ALTHOUGH ATHLETES have run stadium steps for decades, America seems ready to proclaim stair climbing as the aerobic exercise of the 1990s. More office workers are choosing stairs instead of elevators. Aerobics classes are swelling with those who would rather step up and down on benches than dance to disco music.
Perhaps most astonishing is the number of people who are climbing stair machines in health clubs and at home.
According to Tom Doyle of the National Sporting Goods Association in Chicago, sales figures for stair climbing machines have increased faster than those of any other sporting goods product. Last year, devotees bought 356,000 machines; sales for 1990 are projected close to 800,000. (For comparison, annual sales of exercise bicycles remain steady at about 2.5-3 million machines.)
Walk into almost any fitness center, you will see members waiting to use stair climbing machines. Their great popularity stems not only from their aerobic benefits but also from their abilities to burn calories, to reduce fat -- particularly on the buttocks and thighs -- and to qualify as a low-impact sport.
The granddaddy of these machines is StairMaster, an electro-mechanical stair climber introduced to fitness centers in 1986. Often compared to the Nautilus exercise machinery for its innovative design, StairMaster has pedals which move up and down independently as you step on them. Different levels of resistance intensify the workout. The machine also provides a computer readout, based on your weight, of the number of calories you have expended during the exercise.
When the Downtown Athletic Club introduced stair climbing machines in 1987, members needed a lot of encouragement in order to try them. Now they are so popular that there's a 30-minute time limit on their use.
"It's the only kind of cardio-vascular exercise machine that's weight bearing, which means more calorie expenditure," says Jeff Smith, director of the DAC fitness center. "At the same time, there's no impact absorbed by the body. You have the same intensity of exercise but none of the trauma you can get from running or heavy-impact aerobics."
It appears the machines may become as standard in fitness clubs as showers. Ralph Cissne, director of advertising for the StairMaster Exercise Systems, estimates that the majority of the nation's roughly 7,000 health clubs have stair climbers or plan to purchase them. Two of the most popular top-of-the-line models are the StairMaster 4000, which costs roughly $2,200, and the Life Step, which costs about $3,200.
"Stair climbing machines are the hottest thing on the market today," says Cheryl Atkins, director of the new Greenspring Lifestyle Center. "Women in particular are very concerned about the area between the waist and the knees and the machines work well on that. And they burn a lot of calories in a short amount of time."

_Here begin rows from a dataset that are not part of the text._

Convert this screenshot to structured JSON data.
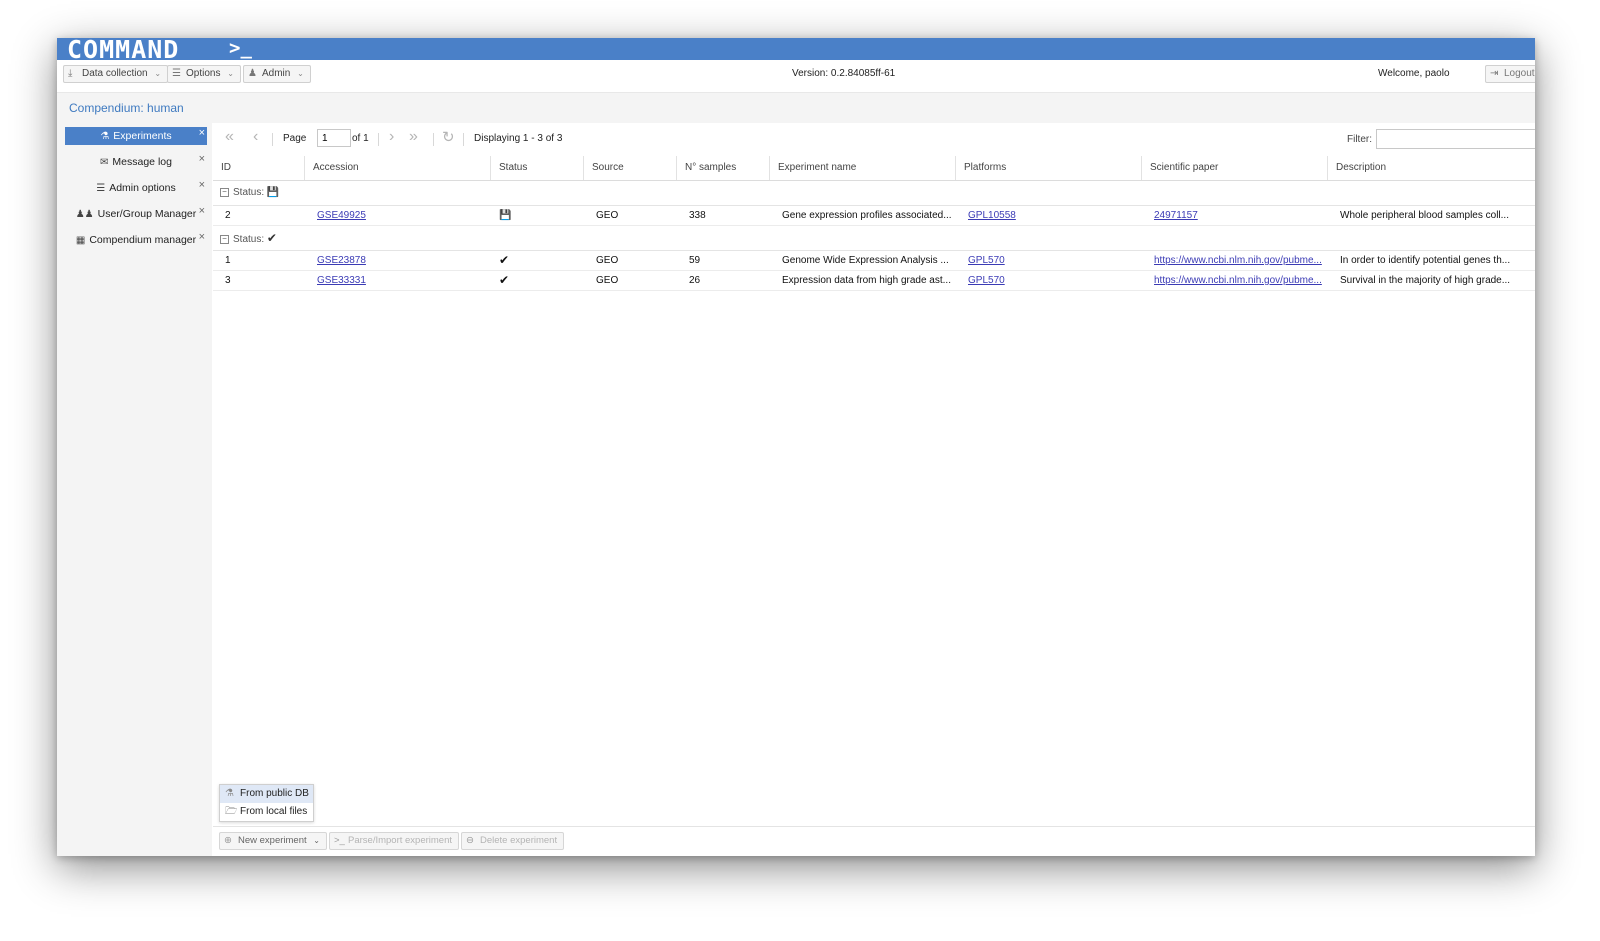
{
  "app": {
    "logo": "COMMAND",
    "prompt": ">_"
  },
  "toolbar": {
    "data_collection": "Data collection",
    "options": "Options",
    "admin": "Admin",
    "version": "Version: 0.2.84085ff-61",
    "welcome": "Welcome, paolo",
    "logout": "Logout"
  },
  "breadcrumb": "Compendium: human",
  "sidebar": {
    "items": [
      {
        "label": "Experiments",
        "icon": "flask-icon",
        "active": true
      },
      {
        "label": "Message log",
        "icon": "comments-icon",
        "active": false
      },
      {
        "label": "Admin options",
        "icon": "list-icon",
        "active": false
      },
      {
        "label": "User/Group Manager",
        "icon": "users-icon",
        "active": false
      },
      {
        "label": "Compendium manager",
        "icon": "grid-icon",
        "active": false
      }
    ]
  },
  "pager": {
    "page_label": "Page",
    "page_value": "1",
    "of_label": "of 1",
    "displaying": "Displaying 1 - 3 of 3",
    "filter_label": "Filter:"
  },
  "grid": {
    "columns": [
      "ID",
      "Accession",
      "Status",
      "Source",
      "N° samples",
      "Experiment name",
      "Platforms",
      "Scientific paper",
      "Description"
    ],
    "groups": [
      {
        "label": "Status:",
        "status_icon": "save-icon",
        "rows": [
          {
            "id": "2",
            "accession": "GSE49925",
            "status_icon": "save-icon",
            "source": "GEO",
            "samples": "338",
            "name": "Gene expression profiles associated...",
            "platforms": "GPL10558",
            "paper": "24971157",
            "description": "Whole peripheral blood samples coll..."
          }
        ]
      },
      {
        "label": "Status:",
        "status_icon": "check-icon",
        "rows": [
          {
            "id": "1",
            "accession": "GSE23878",
            "status_icon": "check-icon",
            "source": "GEO",
            "samples": "59",
            "name": "Genome Wide Expression Analysis ...",
            "platforms": "GPL570",
            "paper": "https://www.ncbi.nlm.nih.gov/pubme...",
            "description": "In order to identify potential genes th..."
          },
          {
            "id": "3",
            "accession": "GSE33331",
            "status_icon": "check-icon",
            "source": "GEO",
            "samples": "26",
            "name": "Expression data from high grade ast...",
            "platforms": "GPL570",
            "paper": "https://www.ncbi.nlm.nih.gov/pubme...",
            "description": "Survival in the majority of high grade..."
          }
        ]
      }
    ]
  },
  "new_menu": {
    "from_public_db": "From public DB",
    "from_local_files": "From local files"
  },
  "bottombar": {
    "new_experiment": "New experiment",
    "parse_import": "Parse/Import experiment",
    "delete_experiment": "Delete experiment"
  },
  "colors": {
    "accent": "#4a80c8",
    "link": "#3b3bb5"
  }
}
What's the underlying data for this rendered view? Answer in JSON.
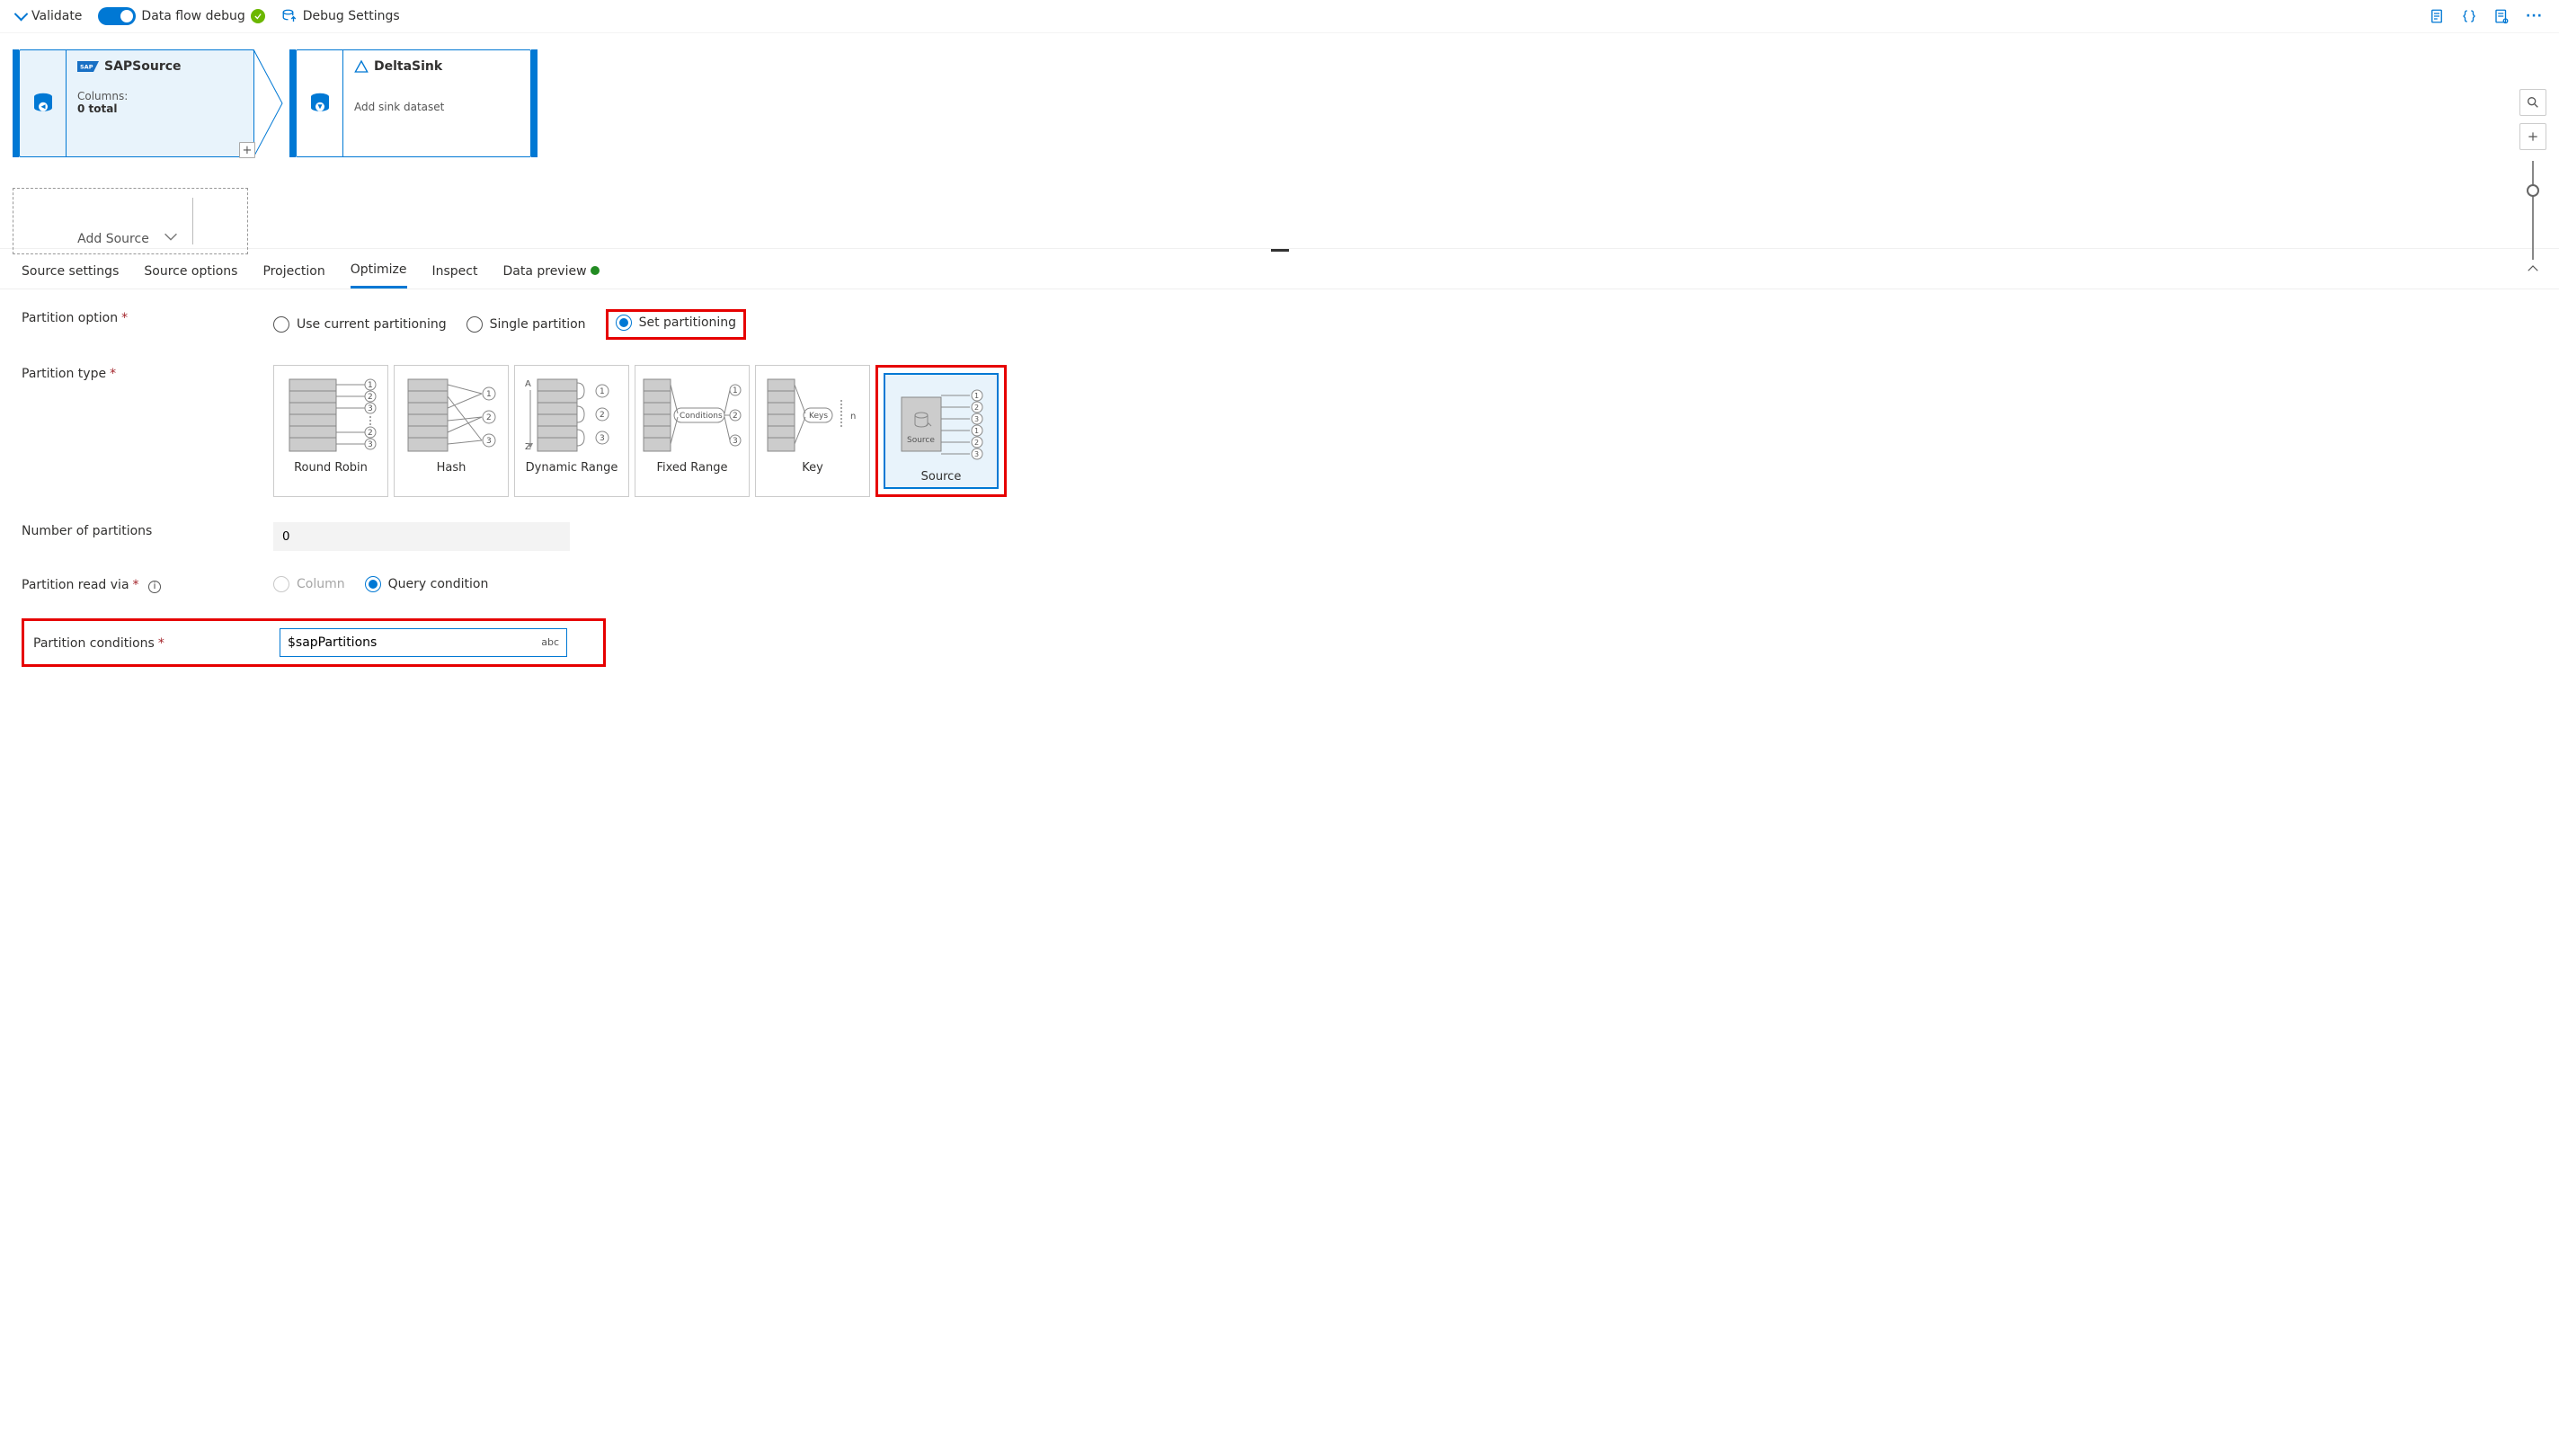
{
  "toolbar": {
    "validate": "Validate",
    "debug_label": "Data flow debug",
    "debug_settings": "Debug Settings"
  },
  "nodes": {
    "source": {
      "title": "SAPSource",
      "columns_label": "Columns:",
      "columns_value": "0 total"
    },
    "sink": {
      "title": "DeltaSink",
      "subtitle": "Add sink dataset"
    },
    "add_source": "Add Source"
  },
  "tabs": {
    "t0": "Source settings",
    "t1": "Source options",
    "t2": "Projection",
    "t3": "Optimize",
    "t4": "Inspect",
    "t5": "Data preview"
  },
  "labels": {
    "partition_option": "Partition option",
    "partition_type": "Partition type",
    "num_partitions": "Number of partitions",
    "read_via": "Partition read via",
    "conditions": "Partition conditions"
  },
  "partition_option": {
    "o0": "Use current partitioning",
    "o1": "Single partition",
    "o2": "Set partitioning"
  },
  "partition_types": {
    "p0": "Round Robin",
    "p1": "Hash",
    "p2": "Dynamic Range",
    "p3": "Fixed Range",
    "p4": "Key",
    "p5": "Source"
  },
  "num_partitions_value": "0",
  "read_via": {
    "o0": "Column",
    "o1": "Query condition"
  },
  "conditions_value": "$sapPartitions",
  "abc_tag": "abc"
}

"The biggest benefit of the machine is the cardio-vascular conditioning. If you exercise on it more than 15 to 18 minutes, you begin to use fat as your primary fuel source," says Jim Kasoff, executive director of the Physical Performance Institute, which is part of the Maryland Center for Physical Therapy in Owings Mills.
For home exercisers, Sears carries several stair climbers ranging in cost from $129 to $300. However, Sonny Davis, owner of Princeton Sports, says many of his customers invest thousands of dollars in their home gyms. A popular combination, he says, is a Life Step climbing machine ($3,200), a Schwinn AirDyne bicycle ($695) and Bo-Flex training equipment ($795).
Beginners should approach stair climbing as cautiously as they would any rigorous aerobic exercise.